**INPUT FOR THIS TASK:**
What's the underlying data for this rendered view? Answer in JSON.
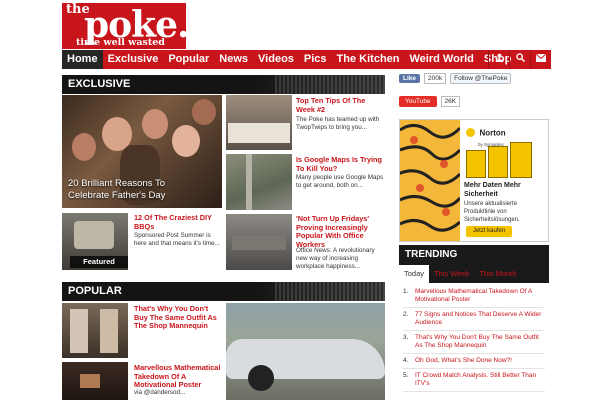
{
  "logo": {
    "the": "the",
    "poke": "poke.",
    "tagline": "time well wasted"
  },
  "nav": {
    "items": [
      "Home",
      "Exclusive",
      "Popular",
      "News",
      "Videos",
      "Pics",
      "The Kitchen",
      "Weird World",
      "Shop"
    ],
    "icons": [
      "user-icon",
      "search-icon",
      "mail-icon"
    ]
  },
  "exclusive": {
    "heading": "EXCLUSIVE",
    "hero": {
      "title": "20 Brilliant Reasons To Celebrate Father's Day"
    },
    "cards": [
      {
        "title": "Top Ten Tips Of The Week #2",
        "text": "The Poke has teamed up with TwopTwips to bring you..."
      },
      {
        "title": "Is Google Maps Is Trying To Kill You?",
        "text": "Many people use Google Maps to get around, both on..."
      },
      {
        "title": "'Not Turn Up Fridays' Proving Increasingly Popular With Office Workers",
        "text": "Office News: A revolutionary new way of increasing workplace happiness..."
      },
      {
        "title": "12 Of The Craziest DIY BBQs",
        "text": "Sponsored Post Summer is here and that means it's time...",
        "badge": "Featured"
      }
    ]
  },
  "popular": {
    "heading": "POPULAR",
    "cards": [
      {
        "title": "That's Why You Don't Buy The Same Outfit As The Shop Mannequin",
        "text": ""
      },
      {
        "title": "Marvellous Mathematical Takedown Of A Motivational Poster",
        "text": "via @dandersod..."
      }
    ]
  },
  "sidebar": {
    "fb_like": "Like",
    "fb_count": "200k",
    "twitter_follow": "Follow @ThePoke",
    "youtube": "YouTube",
    "youtube_count": "26K",
    "ad": {
      "brand": "Norton",
      "sub_brand": "by Symantec",
      "headline": "Mehr Daten Mehr Sicherheit",
      "body": "Unsere aktualisierte Produktlinie von Sicherheitslösungen.",
      "button": "Jetzt kaufen"
    }
  },
  "trending": {
    "heading": "TRENDING",
    "tabs": [
      "Today",
      "This Week",
      "This Month"
    ],
    "items": [
      "Marvellous Mathematical Takedown Of A Motivational Poster",
      "77 Signs and Notices That Deserve A Wider Audience",
      "That's Why You Don't Buy The Same Outfit As The Shop Mannequin",
      "Oh God, What's She Done Now?!",
      "IT Crowd Match Analysis. Still Better Than ITV's"
    ]
  },
  "colors": {
    "brand": "#c8151b",
    "dark": "#1a1a1a"
  }
}
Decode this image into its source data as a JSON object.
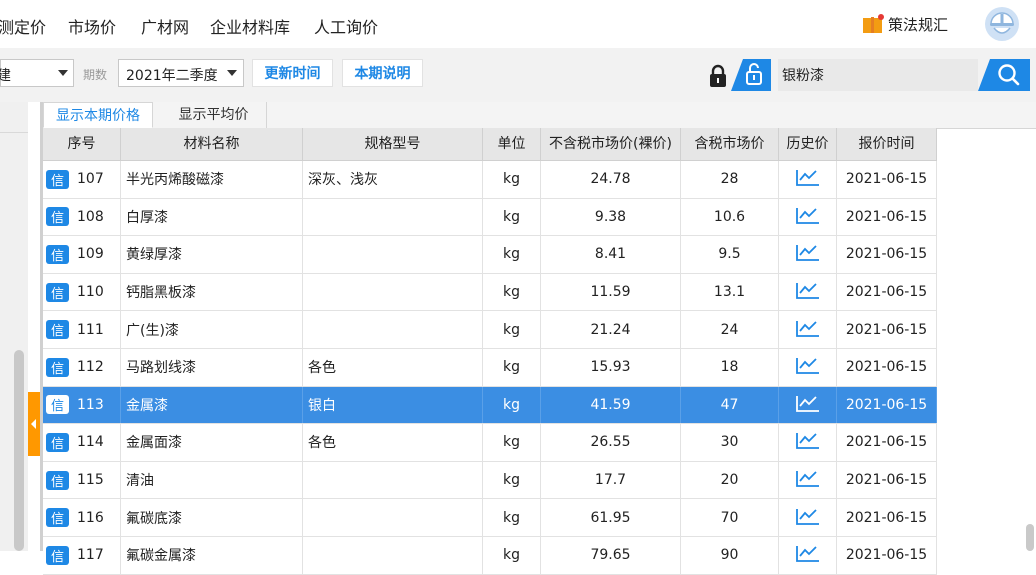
{
  "topnav": {
    "items": [
      "测定价",
      "市场价",
      "广材网",
      "企业材料库",
      "人工询价"
    ],
    "policy_label": "策法规汇"
  },
  "toolbar": {
    "left_select_value": "建",
    "period_label": "期数",
    "period_value": "2021年二季度",
    "update_time_label": "更新时间",
    "period_note_label": "本期说明",
    "search_value": "银粉漆"
  },
  "tabs": {
    "current": "显示本期价格",
    "average": "显示平均价"
  },
  "table": {
    "headers": [
      "序号",
      "材料名称",
      "规格型号",
      "单位",
      "不含税市场价(裸价)",
      "含税市场价",
      "历史价",
      "报价时间"
    ],
    "badge_text": "信",
    "rows": [
      {
        "no": "107",
        "name": "半光丙烯酸磁漆",
        "spec": "深灰、浅灰",
        "unit": "kg",
        "price_ex": "24.78",
        "price_inc": "28",
        "date": "2021-06-15"
      },
      {
        "no": "108",
        "name": "白厚漆",
        "spec": "",
        "unit": "kg",
        "price_ex": "9.38",
        "price_inc": "10.6",
        "date": "2021-06-15"
      },
      {
        "no": "109",
        "name": "黄绿厚漆",
        "spec": "",
        "unit": "kg",
        "price_ex": "8.41",
        "price_inc": "9.5",
        "date": "2021-06-15"
      },
      {
        "no": "110",
        "name": "钙脂黑板漆",
        "spec": "",
        "unit": "kg",
        "price_ex": "11.59",
        "price_inc": "13.1",
        "date": "2021-06-15"
      },
      {
        "no": "111",
        "name": "广(生)漆",
        "spec": "",
        "unit": "kg",
        "price_ex": "21.24",
        "price_inc": "24",
        "date": "2021-06-15"
      },
      {
        "no": "112",
        "name": "马路划线漆",
        "spec": "各色",
        "unit": "kg",
        "price_ex": "15.93",
        "price_inc": "18",
        "date": "2021-06-15"
      },
      {
        "no": "113",
        "name": "金属漆",
        "spec": "银白",
        "unit": "kg",
        "price_ex": "41.59",
        "price_inc": "47",
        "date": "2021-06-15",
        "selected": true
      },
      {
        "no": "114",
        "name": "金属面漆",
        "spec": "各色",
        "unit": "kg",
        "price_ex": "26.55",
        "price_inc": "30",
        "date": "2021-06-15"
      },
      {
        "no": "115",
        "name": "清油",
        "spec": "",
        "unit": "kg",
        "price_ex": "17.7",
        "price_inc": "20",
        "date": "2021-06-15"
      },
      {
        "no": "116",
        "name": "氟碳底漆",
        "spec": "",
        "unit": "kg",
        "price_ex": "61.95",
        "price_inc": "70",
        "date": "2021-06-15"
      },
      {
        "no": "117",
        "name": "氟碳金属漆",
        "spec": "",
        "unit": "kg",
        "price_ex": "79.65",
        "price_inc": "90",
        "date": "2021-06-15"
      }
    ]
  },
  "colors": {
    "accent": "#1e88e5",
    "selected_row": "#3b8ee3",
    "handle": "#ff9800"
  }
}
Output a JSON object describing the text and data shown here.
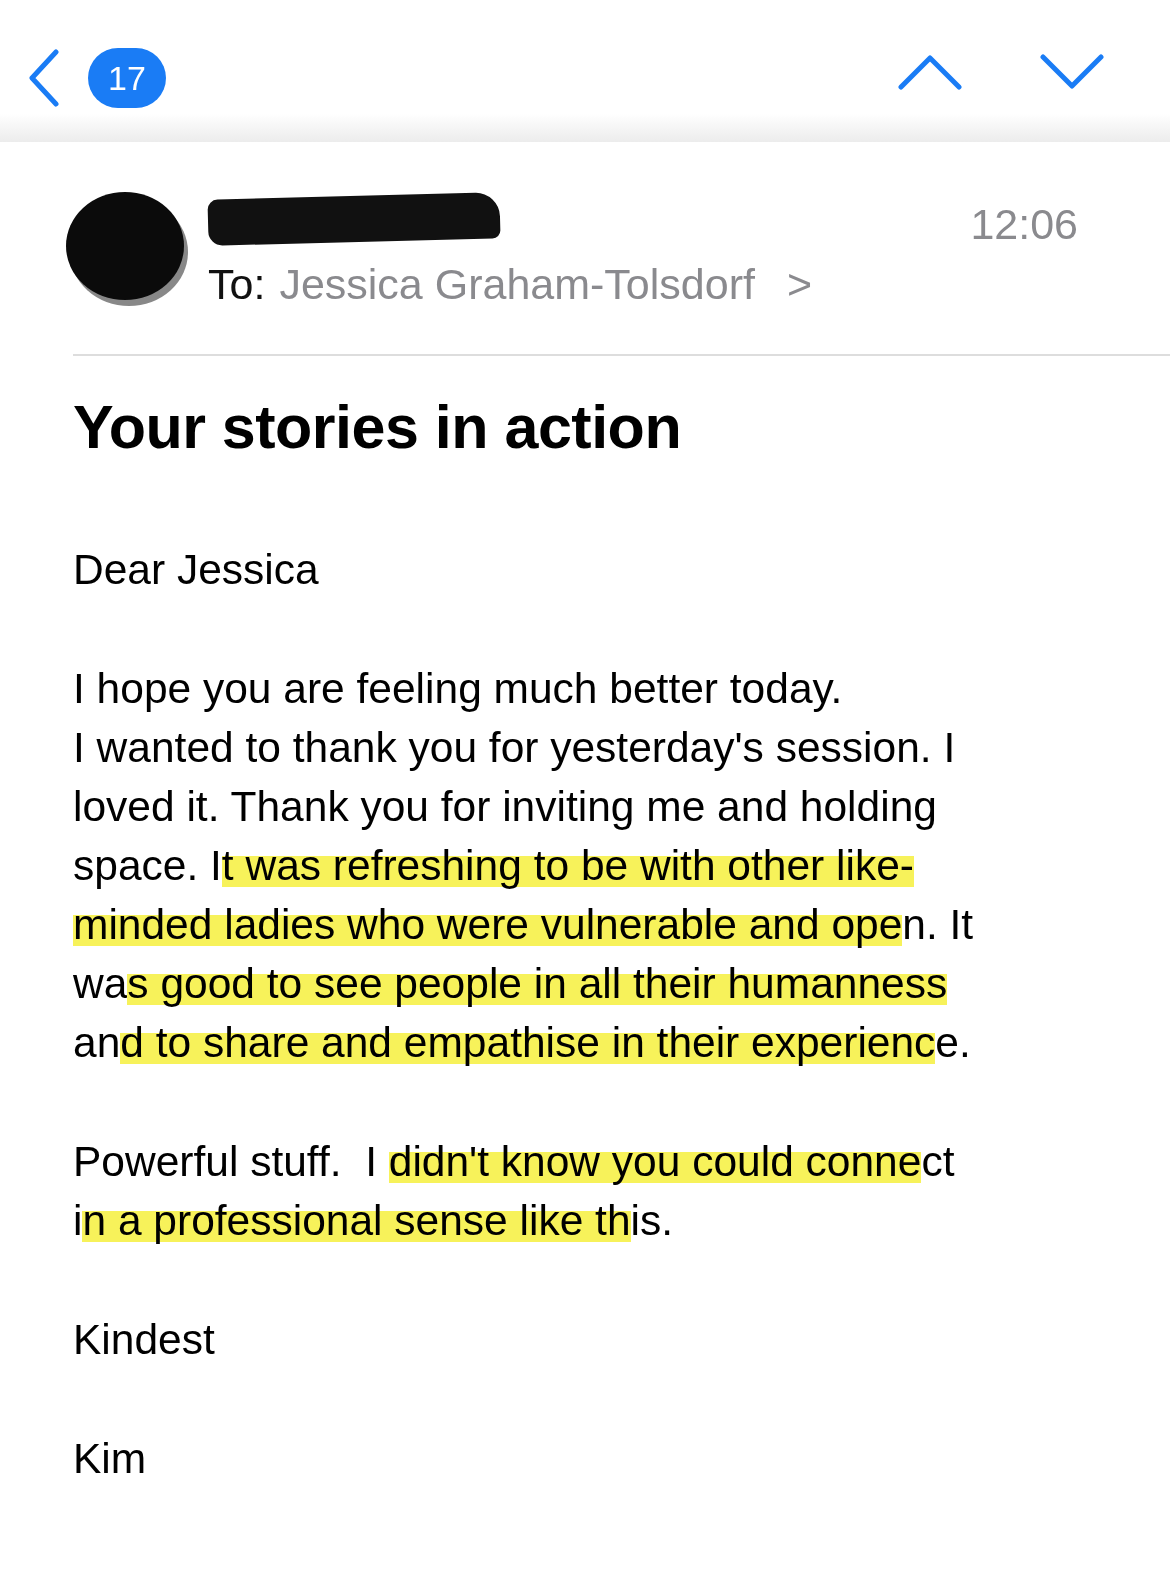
{
  "nav": {
    "unread_count": "17"
  },
  "header": {
    "time": "12:06",
    "to_label": "To:",
    "recipient": "Jessica Graham-Tolsdorf",
    "chevron": ">"
  },
  "subject": "Your stories in action",
  "body": [
    {
      "segments": [
        {
          "text": "Dear Jessica",
          "highlighted": false
        }
      ]
    },
    {
      "segments": [
        {
          "text": "I hope you are feeling much better today.\nI wanted to thank you for yesterday's session. I\nloved it. Thank you for inviting me and holding\nspace. I",
          "highlighted": false
        },
        {
          "text": "t was refreshing to be with other like-\nminded ladies who were vulnerable and ope",
          "highlighted": true
        },
        {
          "text": "n. It\nwa",
          "highlighted": false
        },
        {
          "text": "s good to see people in all their humanness",
          "highlighted": true
        },
        {
          "text": "\nan",
          "highlighted": false
        },
        {
          "text": "d to share and empathise in their experienc",
          "highlighted": true
        },
        {
          "text": "e.",
          "highlighted": false
        }
      ]
    },
    {
      "segments": [
        {
          "text": "Powerful stuff.  I ",
          "highlighted": false
        },
        {
          "text": "didn't know you could conne",
          "highlighted": true
        },
        {
          "text": "ct\ni",
          "highlighted": false
        },
        {
          "text": "n a professional sense like th",
          "highlighted": true
        },
        {
          "text": "is.",
          "highlighted": false
        }
      ]
    },
    {
      "segments": [
        {
          "text": "Kindest",
          "highlighted": false
        }
      ]
    },
    {
      "segments": [
        {
          "text": "Kim",
          "highlighted": false
        }
      ]
    }
  ]
}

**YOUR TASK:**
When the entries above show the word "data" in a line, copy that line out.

**RESPONSE TO THIS TASK:**
What's the underlying data for this rendered view? Answer in JSON.
Decode this image into its source data as a JSON object.
Output a JSON object describing the text and data shown here.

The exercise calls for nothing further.